I would actually argue that there is definitely a step change in the value proposition for using communication and collaboration technologies that takes place between different organisational compositions with different orders of magnitude, although it is hard to pin-point when exactly that happens. It is not necessarily about small versus large organisations, although clearly a small co-location work group may find less direct value than a similarly sized geographically or time-zone dispersed team. Increasingly social software is also allowing computer-mediated collaboration to extend organically beyond the the normal organisational boundaries – in fact, remove the arbitrary organisational boundaries (which are really simply intangible legal and social constructs anyway) and we find that everyone is part of a network.

The issue of using social computing in the workplace then becomes one of:

  • Understanding where different people sit in the network and how they add value to work flows;
  • Understanding the barriers to participating productively in that network that social computing technology could improve*; and
  • Designing social computing solutions that minimise the effect of task swapping between interacting with the physical and online worlds.

Call this the Social Business Design process if you want. But its certainly not you children’s Friendface.

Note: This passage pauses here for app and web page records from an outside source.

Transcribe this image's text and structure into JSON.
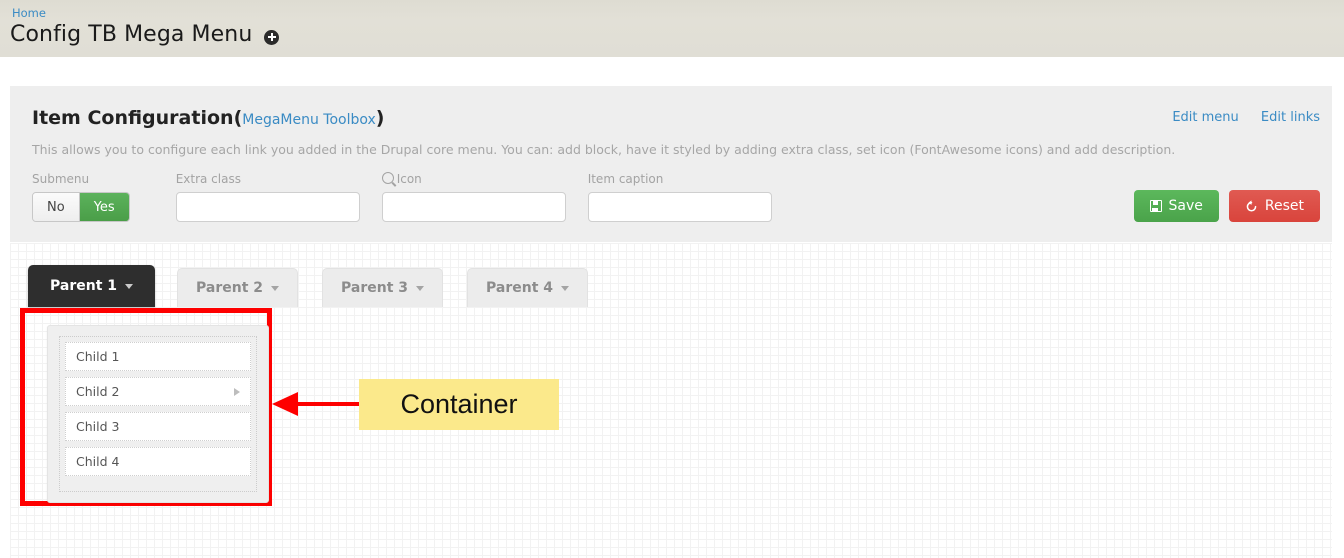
{
  "topbar": {
    "breadcrumb": "Home",
    "page_title": "Config TB Mega Menu",
    "add_icon": "plus-circle-icon"
  },
  "panel": {
    "title": "Item Configuration",
    "paren_open": "(",
    "toolbox_link": "MegaMenu Toolbox",
    "paren_close": ")",
    "description": "This allows you to configure each link you added in the Drupal core menu. You can: add block, have it styled by adding extra class, set icon (FontAwesome icons) and add description.",
    "actions": {
      "edit_menu": "Edit menu",
      "edit_links": "Edit links"
    },
    "form": {
      "submenu": {
        "label": "Submenu",
        "option_no": "No",
        "option_yes": "Yes",
        "selected": "Yes"
      },
      "extra_class": {
        "label": "Extra class",
        "value": "",
        "placeholder": ""
      },
      "icon": {
        "label": "Icon",
        "icon_glyph": "search-icon",
        "value": "",
        "placeholder": ""
      },
      "item_caption": {
        "label": "Item caption",
        "value": "",
        "placeholder": ""
      }
    },
    "buttons": {
      "save": "Save",
      "save_icon": "floppy-disk-icon",
      "reset": "Reset",
      "reset_icon": "undo-arrow-icon"
    }
  },
  "canvas": {
    "tabs": [
      {
        "label": "Parent 1",
        "active": true
      },
      {
        "label": "Parent 2",
        "active": false
      },
      {
        "label": "Parent 3",
        "active": false
      },
      {
        "label": "Parent 4",
        "active": false
      }
    ],
    "children": [
      {
        "label": "Child 1",
        "has_submenu": false
      },
      {
        "label": "Child 2",
        "has_submenu": true
      },
      {
        "label": "Child 3",
        "has_submenu": false
      },
      {
        "label": "Child 4",
        "has_submenu": false
      }
    ],
    "annotation": {
      "label": "Container",
      "highlight_color": "#fe0000",
      "label_bg": "#fbe98b"
    }
  },
  "colors": {
    "topbar_bg": "#e0ded5",
    "link_blue": "#3a8bc4",
    "panel_bg": "#eeeeee",
    "green": "#4a9e48",
    "red": "#d9443c",
    "active_tab": "#2e2e2e"
  }
}
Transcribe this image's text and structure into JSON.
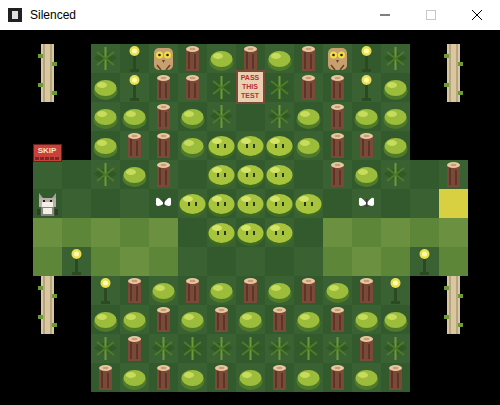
{
  "window": {
    "title": "Silenced"
  },
  "board": {
    "rows": [
      "X#VPOLBLBLOPV#X",
      "X#BPLLVTVLLPB#X",
      "##BBLBV.VBLBB##",
      "##BLLBSSSBLLB##",
      "K.VBL.SSS.LBV.L",
      "C...WSSSSS.W..Y",
      "ggggg.SSS.ggggg",
      "gPggg.....gggPg",
      "X#PLBLBLBLBLP#X",
      "X#BBLBLBLBLBB#X",
      "##VLVVVVVVVLV##",
      "##LBLBLBLBLBL##"
    ]
  },
  "signs": {
    "test": {
      "lines": [
        "PASS",
        "THIS",
        "TEST"
      ]
    },
    "skip": {
      "label": "SKIP",
      "level": 0
    }
  }
}
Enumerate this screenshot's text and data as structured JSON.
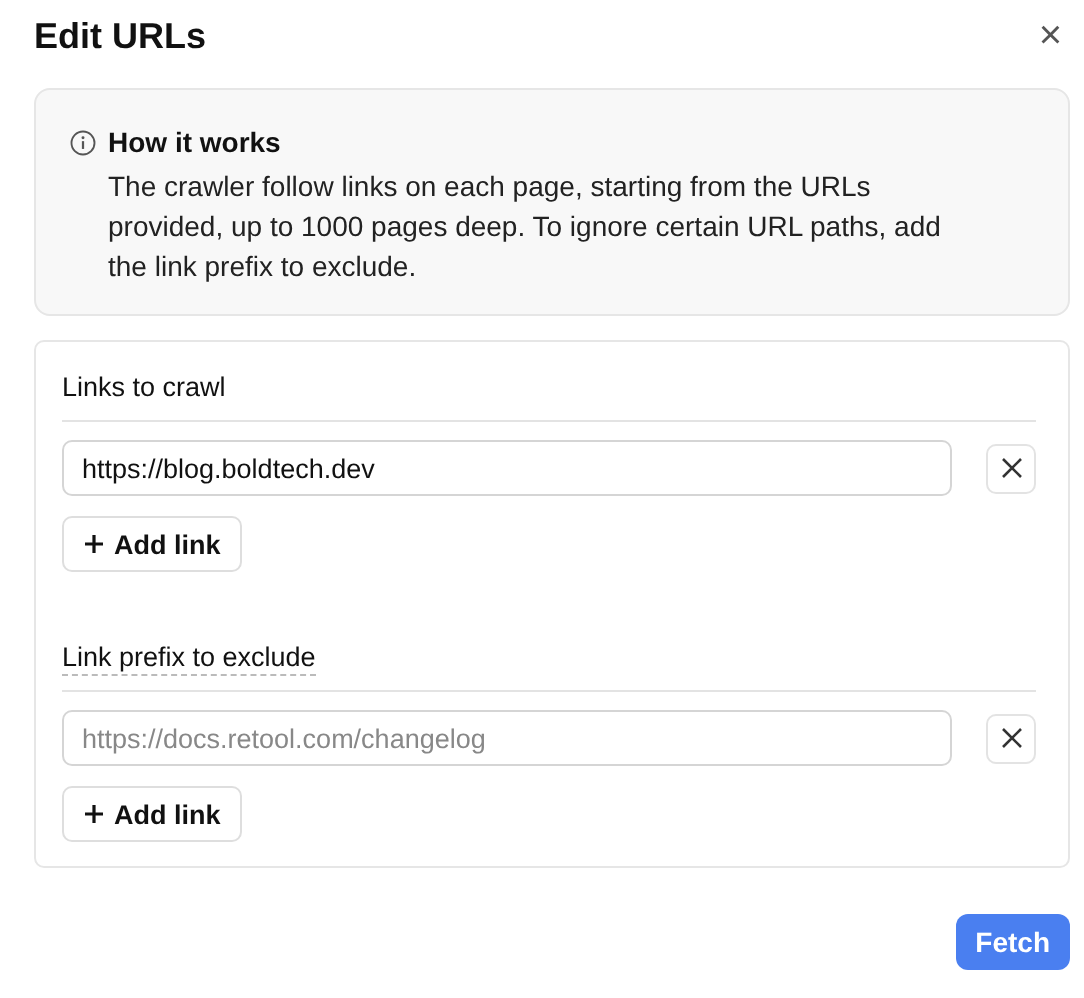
{
  "dialog": {
    "title": "Edit URLs",
    "close": "×"
  },
  "info": {
    "title": "How it works",
    "text": "The crawler follow links on each page, starting from the URLs provided, up to 1000 pages deep. To ignore certain URL paths, add the link prefix to exclude."
  },
  "sections": [
    {
      "label": "Links to crawl",
      "has_tooltip": false,
      "links": [
        {
          "value": "https://blog.boldtech.dev"
        }
      ],
      "add_button": "Add link"
    },
    {
      "label": "Link prefix to exclude",
      "has_tooltip": true,
      "links": [
        {
          "placeholder": "https://docs.retool.com/changelog"
        }
      ],
      "add_button": "Add link"
    }
  ],
  "primary_button": "Fetch"
}
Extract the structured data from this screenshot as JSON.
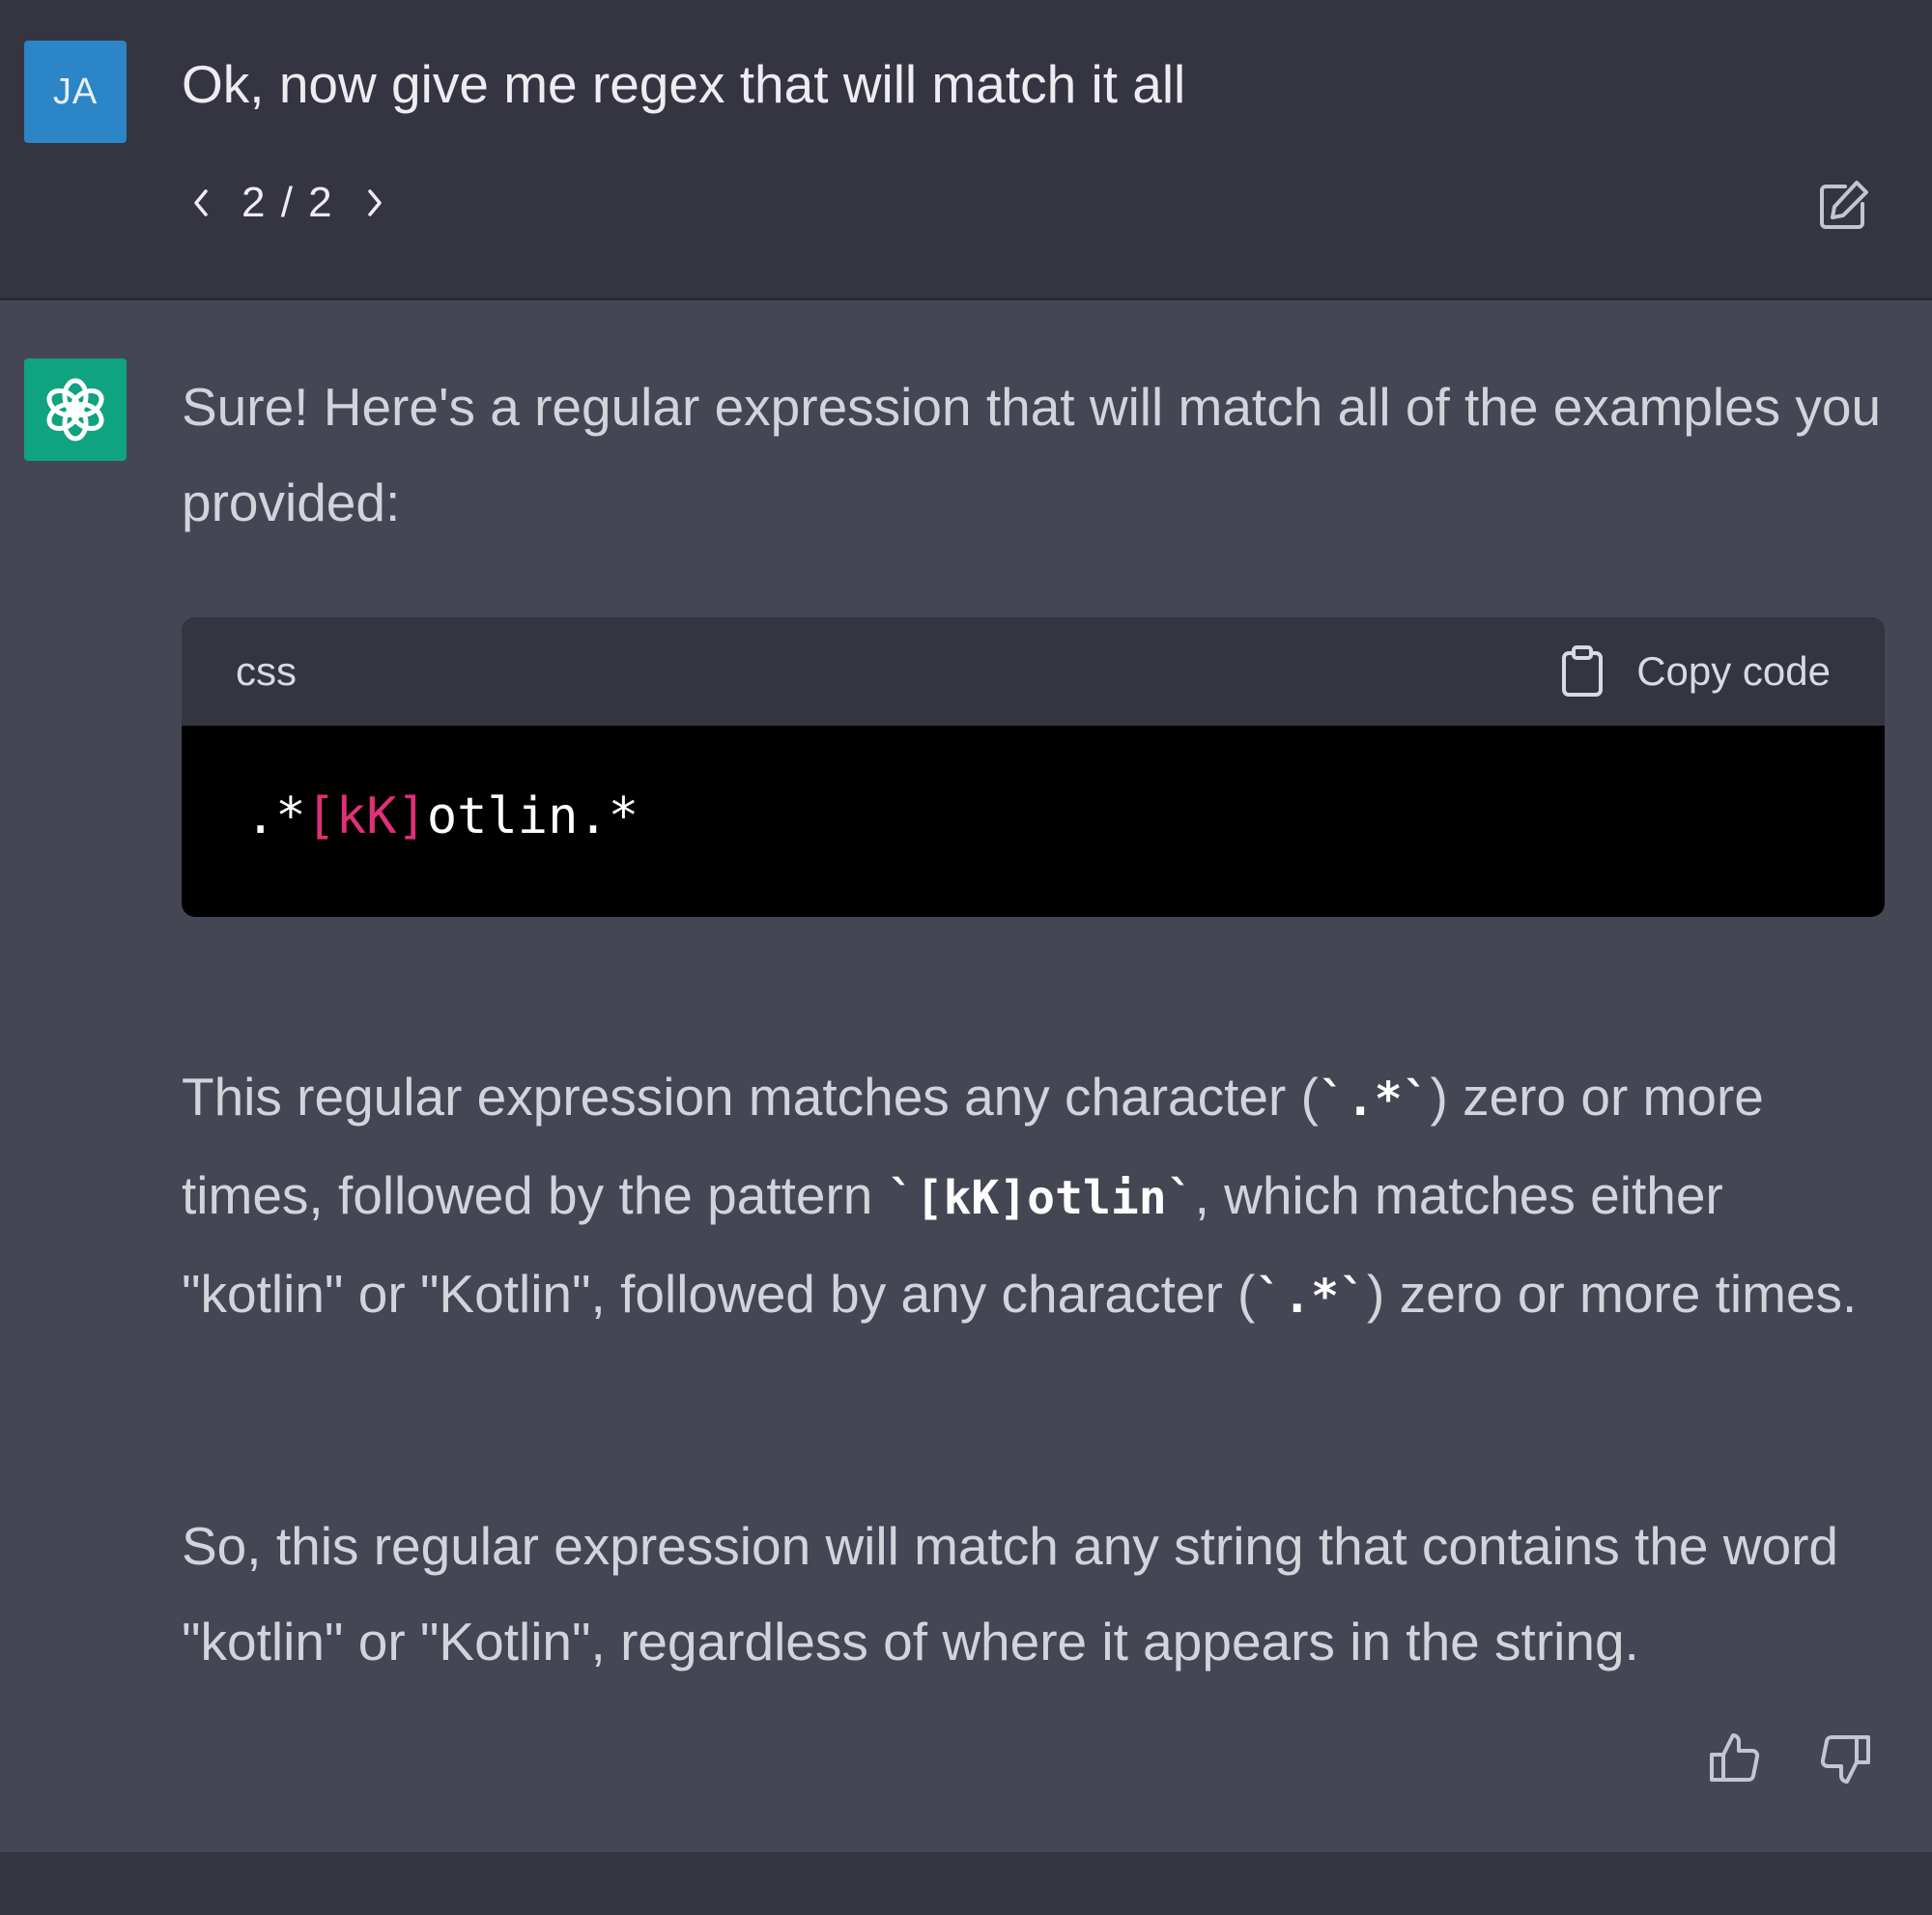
{
  "user_message": {
    "avatar_initials": "JA",
    "text": "Ok, now give me regex that will match it all",
    "pager": {
      "current": "2",
      "separator": "/",
      "total": "2",
      "label": "2 / 2"
    },
    "avatar_color": "#2b85c7"
  },
  "assistant_message": {
    "avatar_color": "#10a37f",
    "intro": "Sure! Here's a regular expression that will match all of the examples you provided:",
    "code_block": {
      "language": "css",
      "copy_label": "Copy code",
      "code_prefix": ".*",
      "code_class": "[kK]",
      "code_suffix": "otlin.*",
      "class_color": "#df3079"
    },
    "explanation": {
      "part1": "This regular expression matches any character (",
      "code1": "`.*`",
      "part2": ") zero or more times, followed by the pattern ",
      "code2": "`[kK]otlin`",
      "part3": ", which matches either \"kotlin\" or \"Kotlin\", followed by any character (",
      "code3": "`.*`",
      "part4": ") zero or more times."
    },
    "summary": "So, this regular expression will match any string that contains the word \"kotlin\" or \"Kotlin\", regardless of where it appears in the string."
  },
  "icons": {
    "prev": "chevron-left-icon",
    "next": "chevron-right-icon",
    "edit": "edit-icon",
    "copy": "clipboard-icon",
    "like": "thumbs-up-icon",
    "dislike": "thumbs-down-icon",
    "bot": "openai-logo-icon"
  }
}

*BTW the best way to achieve this is through a combination of analysis and participatory design, leading to solutions that support further refinement of those solutions through an emergent design process. You see why I added this point as a foot note 😉

A version of this post has also been cross-posted to the Headshift Australasia blog.

Remixing Gov 2.0 (An introduction to Project 8) #gov2au

As promised, I’ve updated my BarCamp Canberra 2010 slides about Project 8 with the audio recording of my talk. Its worth listening all the way through to the end, as the last 1/3 of the audio recording includes some discussion with the audience with some great points from people like Kate Lundy and Craig Thomler.

And remember, after you’ve listened to the presentation get out there and start remixing the Project 8 materials for your agency or government department!

Hello. My name is, Social Business Design – now with audio track

I’ve updated my slides from BarCamp Canberra 2010 with the audio recording to turn them into a ‘slidecast’.

This is also very similiar to my presentation for the Hargraves Institute’s Innovation 2010 conference last week, although I also talked there about Social Innovation Camp and a client case study (about a private social network we recreated) as examples of Social Business Design in action.

BTW I’ll also be adding an audio track to my Project 8 presentation from BarCamp as soon as it has uploaded!